» TASK PROMPT:
Drop every image and restate the entries below word for word.

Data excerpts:
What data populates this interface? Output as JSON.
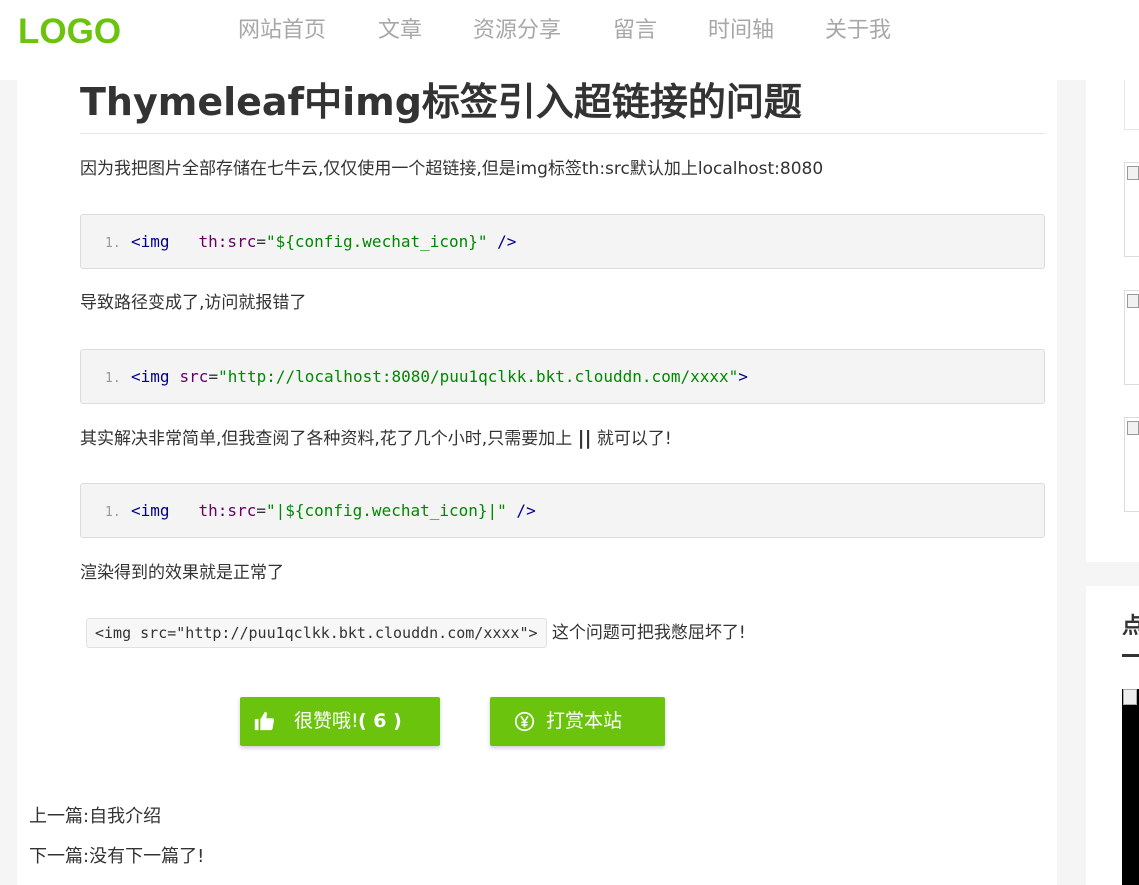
{
  "header": {
    "logo": "LOGO",
    "nav": [
      "网站首页",
      "文章",
      "资源分享",
      "留言",
      "时间轴",
      "关于我"
    ]
  },
  "article": {
    "title": "Thymeleaf中img标签引入超链接的问题",
    "p1": "因为我把图片全部存储在七牛云,仅仅使用一个超链接,但是img标签th:src默认加上localhost:8080",
    "code1": {
      "line": "1.",
      "tag": "<img",
      "attr": "th:src",
      "eq": "=",
      "str": "\"${config.wechat_icon}\"",
      "end": " />"
    },
    "p2": "导致路径变成了,访问就报错了",
    "code2": {
      "line": "1.",
      "tag": "<img",
      "attr": "src",
      "eq": "=",
      "str": "\"http://localhost:8080/puu1qclkk.bkt.clouddn.com/xxxx\"",
      "end": ">"
    },
    "p3_before": "其实解决非常简单,但我查阅了各种资料,花了几个小时,只需要加上 ",
    "p3_strong": "||",
    "p3_after": " 就可以了!",
    "code3": {
      "line": "1.",
      "tag": "<img",
      "attr": "th:src",
      "eq": "=",
      "str": "\"|${config.wechat_icon}|\"",
      "end": " />"
    },
    "p4": "渲染得到的效果就是正常了",
    "inline_code": "<img src=\"http://puu1qclkk.bkt.clouddn.com/xxxx\">",
    "p5_after": " 这个问题可把我憋屈坏了!"
  },
  "actions": {
    "like_label": "很赞哦!",
    "like_count": "( 6 )",
    "reward_label": "打赏本站",
    "accent": "#6bc30d"
  },
  "nav_links": {
    "prev_label": "上一篇:",
    "prev_title": "自我介绍",
    "next_label": "下一篇:",
    "next_title": "没有下一篇了!"
  },
  "sidebar": {
    "heading_fragment": "点"
  },
  "icons": [
    "thumbs-up-icon",
    "yen-circle-icon",
    "broken-image-icon"
  ]
}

» ANSWER FOR THIS EXERCISE:
What data populates this interface? Output as JSON.
{
  "header": {
    "logo": "LOGO",
    "nav": [
      "网站首页",
      "文章",
      "资源分享",
      "留言",
      "时间轴",
      "关于我"
    ]
  },
  "article": {
    "title": "Thymeleaf中img标签引入超链接的问题",
    "p1": "因为我把图片全部存储在七牛云,仅仅使用一个超链接,但是img标签th:src默认加上localhost:8080",
    "code1": {
      "line": "1.",
      "tag": "<img",
      "attr": "th:src",
      "eq": "=",
      "str": "\"${config.wechat_icon}\"",
      "end": " />"
    },
    "p2": "导致路径变成了,访问就报错了",
    "code2": {
      "line": "1.",
      "tag": "<img",
      "attr": "src",
      "eq": "=",
      "str": "\"http://localhost:8080/puu1qclkk.bkt.clouddn.com/xxxx\"",
      "end": ">"
    },
    "p3_before": "其实解决非常简单,但我查阅了各种资料,花了几个小时,只需要加上 ",
    "p3_strong": "||",
    "p3_after": " 就可以了!",
    "code3": {
      "line": "1.",
      "tag": "<img",
      "attr": "th:src",
      "eq": "=",
      "str": "\"|${config.wechat_icon}|\"",
      "end": " />"
    },
    "p4": "渲染得到的效果就是正常了",
    "inline_code": "<img src=\"http://puu1qclkk.bkt.clouddn.com/xxxx\">",
    "p5_after": " 这个问题可把我憋屈坏了!"
  },
  "actions": {
    "like_label": "很赞哦!",
    "like_count": "( 6 )",
    "reward_label": "打赏本站",
    "accent": "#6bc30d"
  },
  "nav_links": {
    "prev_label": "上一篇:",
    "prev_title": "自我介绍",
    "next_label": "下一篇:",
    "next_title": "没有下一篇了!"
  },
  "sidebar": {
    "heading_fragment": "点"
  },
  "icons": [
    "thumbs-up-icon",
    "yen-circle-icon",
    "broken-image-icon"
  ]
}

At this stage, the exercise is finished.